While there is some truth to the concerns, by and large employers have every right to secure the internet in the office, but just because you can, does this mean you should?
It depends. The decision should stem from many factors, including your employees. However the most important factor you should take into consideration is the culture you are trying to perpetuate in the office.
How internet monitoring is deployed can make or break the culture, and can send strong messages to your staff. If done correctly, employees understand that it’s a way to ensure office productivity. If done incorrectly, it can send the message that you don’t trust your employees, and can cause paranoia in the office.
So should you monitor internet activity at the office? Well, that also depends. Here’s a list of pros and cons to help you determine if internet monitoring and website blocking is right for your business.
The obvious pro to monitoring internet activity is to increase office productivity by reducing non-work related internet activity.
Reduction of Viruses and Malware
Internet monitoring often gives you the ability to also block certain sites, which may help your company reduce malware and viruses on office computers.
Reduced Risk of Sexual Harassment / Other Charges
Monitoring and blocking internet activity can also help reduce the risk of sexual harassment and types of other charges, by reducing the ability to access explicit and inappropriate websites.
May Block Necessary Sites
Sometimes when internet blocks are too broad, it may actually impact your employees ability to get their work done, particularly when a site the actually need for work is blocked.
Could Signal Distrust
Depending on how the monitoring and blocking is done, you could signal to your employees that you don’t trust them, which could impact office moral.
Could Infringe on Employee Rights
Suppose an employee is dealing with abuse issues at home, and they use the company internet to research their options. Your IT guy notices this, and for whatever reason decides to discuss it with yet another employee in the break room. Now the first employee’s secret is out, about a sensitive issue they may not be ready to discuss with anyone, let alone the office. While this example is extreme, it does happen.
A Better Way to Monitor
Instead of blocking the internet entirely at the office, try these solutions as a better way to monitor the internet. Your employees will thank you for it.
Inform of the Internet Policy

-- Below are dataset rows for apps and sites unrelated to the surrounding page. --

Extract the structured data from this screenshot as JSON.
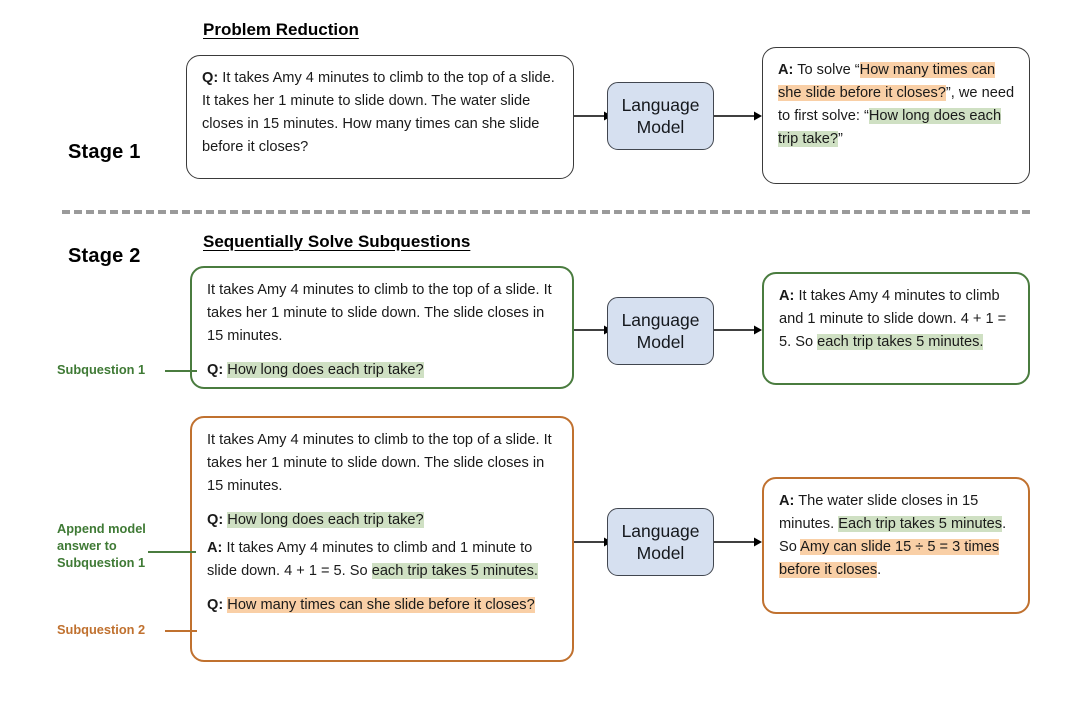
{
  "colors": {
    "highlight_green": "#cfe0c3",
    "highlight_orange": "#f9cfa6",
    "border_green": "#4a7c3f",
    "border_orange": "#c0712f",
    "lm_fill": "#d6e0f0",
    "lm_border": "#41464f",
    "divider": "#9a9a9a"
  },
  "stage1": {
    "stage_label": "Stage 1",
    "heading": "Problem Reduction",
    "prompt": {
      "tag": "Q:",
      "text": " It takes Amy 4 minutes to climb to the top of a slide. It takes her 1 minute to slide down. The water slide closes in 15 minutes. How many times can she slide before it closes?"
    },
    "model": {
      "line1": "Language",
      "line2": "Model"
    },
    "answer": {
      "tag": "A:",
      "seg1": " To solve “",
      "seg2_orange": "How many times can she slide before it closes?",
      "seg3": "”, we need to first solve: “",
      "seg4_green": "How long does each trip take?",
      "seg5": "”"
    }
  },
  "stage2": {
    "stage_label": "Stage 2",
    "heading": "Sequentially Solve Subquestions",
    "round1": {
      "side_label": "Subquestion 1",
      "context": "It takes Amy 4 minutes to climb to the top of a slide. It takes her 1 minute to slide down. The slide closes in 15 minutes.",
      "question_tag": "Q:",
      "question_green": "How long does each trip take?",
      "model": {
        "line1": "Language",
        "line2": "Model"
      },
      "answer": {
        "tag": "A:",
        "seg1": " It takes Amy 4 minutes to climb and 1 minute to slide down. 4 + 1 = 5. So ",
        "seg2_green": "each trip takes 5 minutes."
      }
    },
    "round2": {
      "side_label_append": "Append model\nanswer to\nSubquestion 1",
      "side_label_sub2": "Subquestion 2",
      "context": "It takes Amy 4 minutes to climb to the top of a slide. It takes her 1 minute to slide down. The slide closes in 15 minutes.",
      "q1_tag": "Q:",
      "q1_green": "How long does each trip take?",
      "a1_tag": "A:",
      "a1_seg1": " It takes Amy 4 minutes to climb and 1 minute to slide down. 4 + 1 = 5. So ",
      "a1_seg2_green": "each trip takes 5 minutes.",
      "q2_tag": "Q:",
      "q2_orange": "How many times can she slide before it closes?",
      "model": {
        "line1": "Language",
        "line2": "Model"
      },
      "answer": {
        "tag": "A:",
        "seg1": " The water slide closes in 15 minutes. ",
        "seg2_green": "Each trip takes 5 minutes",
        "seg3": ". So ",
        "seg4_orange": "Amy can slide 15 ÷ 5 = 3 times before it closes",
        "seg5": "."
      }
    }
  }
}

Don’t just implement the internet policy without telling anyone, and certainly don’t bury the policy deep within your employee manual. Instead, take the time to inform the entire office of the change, and the reasons for implementing the policy. Then, have new employees read, and sign, the internet policy rules separately from the employee manual, to help them fully understand what they can and can’t go on the internet at the office.
Block Sites, Skip Keystroke Logging

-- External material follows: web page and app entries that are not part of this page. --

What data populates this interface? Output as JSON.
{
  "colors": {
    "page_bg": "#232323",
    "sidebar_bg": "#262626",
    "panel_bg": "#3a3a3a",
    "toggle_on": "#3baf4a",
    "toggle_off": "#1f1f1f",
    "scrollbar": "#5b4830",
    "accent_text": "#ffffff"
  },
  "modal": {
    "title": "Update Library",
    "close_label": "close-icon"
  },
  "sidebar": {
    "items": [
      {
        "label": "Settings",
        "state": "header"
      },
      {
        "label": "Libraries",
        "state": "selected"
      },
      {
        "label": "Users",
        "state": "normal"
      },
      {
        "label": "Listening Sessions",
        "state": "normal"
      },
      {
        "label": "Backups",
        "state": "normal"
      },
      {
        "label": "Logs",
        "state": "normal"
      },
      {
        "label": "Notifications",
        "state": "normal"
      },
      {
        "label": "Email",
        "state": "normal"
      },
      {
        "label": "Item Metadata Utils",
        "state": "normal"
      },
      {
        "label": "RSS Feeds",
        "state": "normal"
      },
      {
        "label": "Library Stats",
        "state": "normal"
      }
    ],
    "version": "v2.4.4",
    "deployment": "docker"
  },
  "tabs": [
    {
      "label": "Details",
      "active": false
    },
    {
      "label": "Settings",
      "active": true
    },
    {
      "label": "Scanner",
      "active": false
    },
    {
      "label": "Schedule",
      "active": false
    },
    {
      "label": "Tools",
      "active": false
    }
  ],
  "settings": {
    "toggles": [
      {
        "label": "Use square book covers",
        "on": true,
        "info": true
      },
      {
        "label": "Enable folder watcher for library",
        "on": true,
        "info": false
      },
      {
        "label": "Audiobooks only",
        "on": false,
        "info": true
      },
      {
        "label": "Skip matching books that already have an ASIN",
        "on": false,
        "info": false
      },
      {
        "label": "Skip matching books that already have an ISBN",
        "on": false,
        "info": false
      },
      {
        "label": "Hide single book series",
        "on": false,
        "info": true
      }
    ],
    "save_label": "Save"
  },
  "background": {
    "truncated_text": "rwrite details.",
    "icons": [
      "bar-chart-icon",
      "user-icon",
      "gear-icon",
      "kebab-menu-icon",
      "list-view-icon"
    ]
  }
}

If possible, try blocking sites only, instead of also logging keystrokes. This helps you reduce the obvious offending sites – pornographic sites, Facebook, etc. – without blocking all access to the internet, and without obtaining information such as usernames and passwords, which get logged with keystroke software.
Designated Surfing Time

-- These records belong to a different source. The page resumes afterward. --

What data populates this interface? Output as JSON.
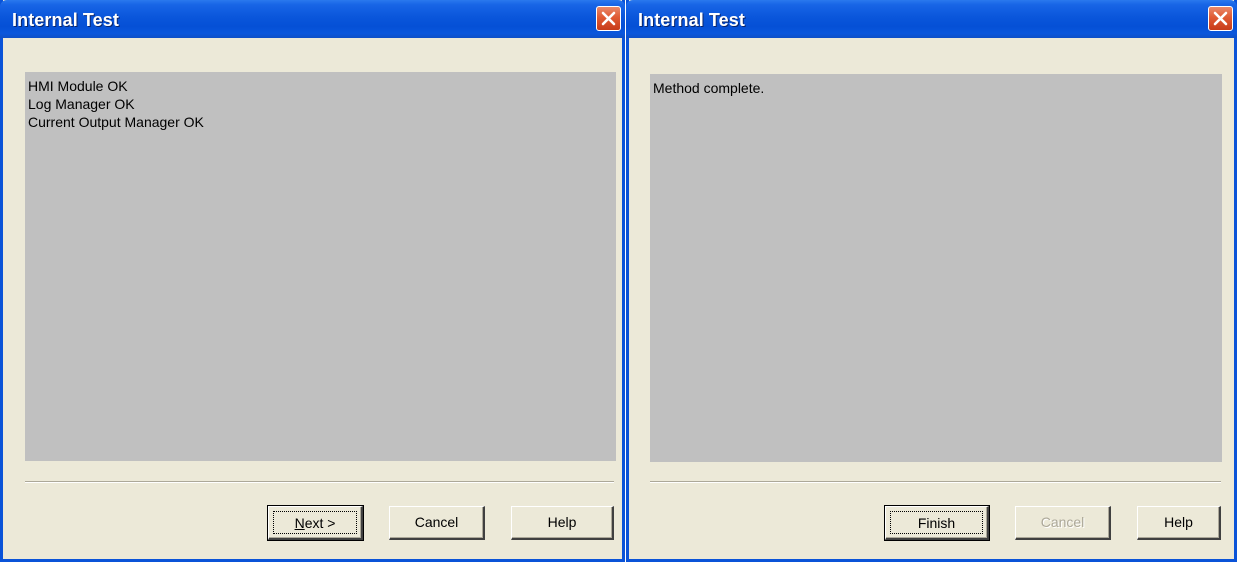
{
  "dialogs": [
    {
      "title": "Internal Test",
      "content_lines": [
        "HMI Module OK",
        "Log Manager OK",
        "Current Output Manager OK"
      ],
      "buttons": {
        "next": {
          "mnemonic": "N",
          "rest": "ext >"
        },
        "cancel": "Cancel",
        "help": "Help"
      }
    },
    {
      "title": "Internal Test",
      "content_lines": [
        "Method complete."
      ],
      "buttons": {
        "finish": "Finish",
        "cancel": "Cancel",
        "help": "Help"
      }
    }
  ],
  "icons": {
    "close": "close-icon"
  },
  "colors": {
    "titlebar": "#0a56db",
    "window_bg": "#ece9d8",
    "content_bg": "#c0c0c0",
    "close_button": "#e05a33",
    "disabled_text": "#aca899"
  }
}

Instead of blocking the internet all the time, give employees certain periods of the day – say lunch time – where they can surf the web unhindered. This shows that you understand the importance of them needing to balance their work and personal life, without letting it get out of hand in the workplace.
Similarly, you could also create an internet café in the break room, with computers that have open internet access. Businesses often give employees access to snack and soda machines, and give smokers smoke breaks, so why not let your employees take an internet break?
These are just some ways you can help take the pain out of monitoring internet activity in the office. Has your office implemented internet monitoring or website blocking? What did you do to reduce employee concerns?